- [Data extracted from a collection]:
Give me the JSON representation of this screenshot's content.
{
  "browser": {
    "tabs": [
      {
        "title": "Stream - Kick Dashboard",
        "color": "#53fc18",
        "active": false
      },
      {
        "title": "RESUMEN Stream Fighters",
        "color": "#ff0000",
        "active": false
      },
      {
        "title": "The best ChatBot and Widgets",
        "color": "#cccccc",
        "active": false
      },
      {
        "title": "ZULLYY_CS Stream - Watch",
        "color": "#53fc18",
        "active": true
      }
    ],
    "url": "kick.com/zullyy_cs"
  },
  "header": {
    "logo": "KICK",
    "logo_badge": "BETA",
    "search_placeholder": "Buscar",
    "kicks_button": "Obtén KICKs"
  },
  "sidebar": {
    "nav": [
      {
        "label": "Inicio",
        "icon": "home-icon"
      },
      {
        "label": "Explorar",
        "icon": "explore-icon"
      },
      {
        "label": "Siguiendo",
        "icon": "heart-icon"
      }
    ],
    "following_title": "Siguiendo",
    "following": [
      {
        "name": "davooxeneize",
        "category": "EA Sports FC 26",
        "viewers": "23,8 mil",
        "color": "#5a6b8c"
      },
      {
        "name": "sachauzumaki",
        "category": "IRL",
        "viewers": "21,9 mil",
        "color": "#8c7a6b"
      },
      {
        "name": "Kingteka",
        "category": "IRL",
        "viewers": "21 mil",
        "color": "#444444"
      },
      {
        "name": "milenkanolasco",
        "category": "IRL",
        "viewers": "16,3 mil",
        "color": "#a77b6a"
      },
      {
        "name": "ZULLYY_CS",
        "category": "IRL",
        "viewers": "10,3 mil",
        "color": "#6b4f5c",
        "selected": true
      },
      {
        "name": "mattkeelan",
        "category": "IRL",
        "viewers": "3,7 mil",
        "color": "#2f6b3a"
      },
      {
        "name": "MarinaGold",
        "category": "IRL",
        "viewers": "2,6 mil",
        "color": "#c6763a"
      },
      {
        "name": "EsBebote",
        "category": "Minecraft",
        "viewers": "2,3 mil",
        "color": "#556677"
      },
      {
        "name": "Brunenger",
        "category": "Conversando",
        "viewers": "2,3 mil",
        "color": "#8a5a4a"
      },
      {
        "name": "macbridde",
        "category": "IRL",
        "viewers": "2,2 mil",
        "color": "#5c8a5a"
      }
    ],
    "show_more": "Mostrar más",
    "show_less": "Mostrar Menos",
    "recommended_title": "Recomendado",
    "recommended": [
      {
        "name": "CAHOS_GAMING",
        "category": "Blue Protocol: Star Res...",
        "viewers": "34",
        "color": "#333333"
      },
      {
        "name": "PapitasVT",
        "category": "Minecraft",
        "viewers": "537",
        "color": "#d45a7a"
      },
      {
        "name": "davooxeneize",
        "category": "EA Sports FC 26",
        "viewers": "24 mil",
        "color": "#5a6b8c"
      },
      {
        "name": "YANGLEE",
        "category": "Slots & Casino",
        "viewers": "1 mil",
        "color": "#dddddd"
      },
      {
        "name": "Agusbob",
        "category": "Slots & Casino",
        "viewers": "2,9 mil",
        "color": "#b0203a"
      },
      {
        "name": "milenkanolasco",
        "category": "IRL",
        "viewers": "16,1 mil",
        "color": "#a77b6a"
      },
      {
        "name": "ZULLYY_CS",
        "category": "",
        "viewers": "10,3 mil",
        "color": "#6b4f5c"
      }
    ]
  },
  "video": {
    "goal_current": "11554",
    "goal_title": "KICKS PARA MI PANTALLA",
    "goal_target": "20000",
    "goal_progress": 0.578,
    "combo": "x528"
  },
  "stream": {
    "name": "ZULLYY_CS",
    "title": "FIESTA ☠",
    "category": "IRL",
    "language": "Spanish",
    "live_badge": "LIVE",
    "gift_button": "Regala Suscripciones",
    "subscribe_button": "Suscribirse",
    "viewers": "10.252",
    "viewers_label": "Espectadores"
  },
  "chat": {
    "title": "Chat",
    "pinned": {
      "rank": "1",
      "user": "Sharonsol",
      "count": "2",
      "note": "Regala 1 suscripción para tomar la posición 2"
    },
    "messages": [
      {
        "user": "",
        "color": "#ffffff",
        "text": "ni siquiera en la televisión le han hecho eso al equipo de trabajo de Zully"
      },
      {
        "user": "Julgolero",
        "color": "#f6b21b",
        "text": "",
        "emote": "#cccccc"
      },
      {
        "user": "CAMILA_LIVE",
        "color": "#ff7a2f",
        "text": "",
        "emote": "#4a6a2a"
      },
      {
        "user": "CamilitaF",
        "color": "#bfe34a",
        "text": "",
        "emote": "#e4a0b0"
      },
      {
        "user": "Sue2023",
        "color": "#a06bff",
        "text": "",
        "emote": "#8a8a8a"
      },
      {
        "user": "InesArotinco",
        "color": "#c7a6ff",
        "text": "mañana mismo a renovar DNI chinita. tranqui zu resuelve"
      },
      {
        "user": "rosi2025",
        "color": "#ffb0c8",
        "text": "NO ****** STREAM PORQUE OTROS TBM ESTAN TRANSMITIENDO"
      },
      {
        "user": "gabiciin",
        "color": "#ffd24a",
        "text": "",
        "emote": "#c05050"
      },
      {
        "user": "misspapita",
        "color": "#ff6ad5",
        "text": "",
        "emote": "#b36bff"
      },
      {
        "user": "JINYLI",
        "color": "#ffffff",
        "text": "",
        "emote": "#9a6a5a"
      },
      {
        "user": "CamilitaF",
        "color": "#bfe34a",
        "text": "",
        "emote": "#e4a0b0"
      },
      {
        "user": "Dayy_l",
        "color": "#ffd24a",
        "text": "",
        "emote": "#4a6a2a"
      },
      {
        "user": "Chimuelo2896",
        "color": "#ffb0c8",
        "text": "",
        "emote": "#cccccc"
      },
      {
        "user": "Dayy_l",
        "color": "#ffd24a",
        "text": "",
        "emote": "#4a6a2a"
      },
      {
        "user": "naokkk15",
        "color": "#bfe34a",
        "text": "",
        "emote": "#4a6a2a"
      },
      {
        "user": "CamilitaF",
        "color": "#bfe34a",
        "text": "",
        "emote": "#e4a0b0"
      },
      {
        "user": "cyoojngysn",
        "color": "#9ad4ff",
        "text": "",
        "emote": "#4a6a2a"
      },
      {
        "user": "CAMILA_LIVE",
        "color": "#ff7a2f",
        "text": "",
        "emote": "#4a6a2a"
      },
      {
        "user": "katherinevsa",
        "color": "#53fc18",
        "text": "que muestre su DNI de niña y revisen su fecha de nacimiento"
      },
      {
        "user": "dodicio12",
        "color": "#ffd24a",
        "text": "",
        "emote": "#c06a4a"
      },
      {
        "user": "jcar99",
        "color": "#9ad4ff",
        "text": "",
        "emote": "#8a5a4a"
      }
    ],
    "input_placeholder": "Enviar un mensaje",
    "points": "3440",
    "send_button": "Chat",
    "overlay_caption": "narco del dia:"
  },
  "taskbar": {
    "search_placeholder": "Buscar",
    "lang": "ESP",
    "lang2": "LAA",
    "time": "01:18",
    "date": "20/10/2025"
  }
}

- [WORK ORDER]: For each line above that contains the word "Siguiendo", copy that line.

- [ANSWER SECTION]:
        "label": "Siguiendo",
    "following_title": "Siguiendo",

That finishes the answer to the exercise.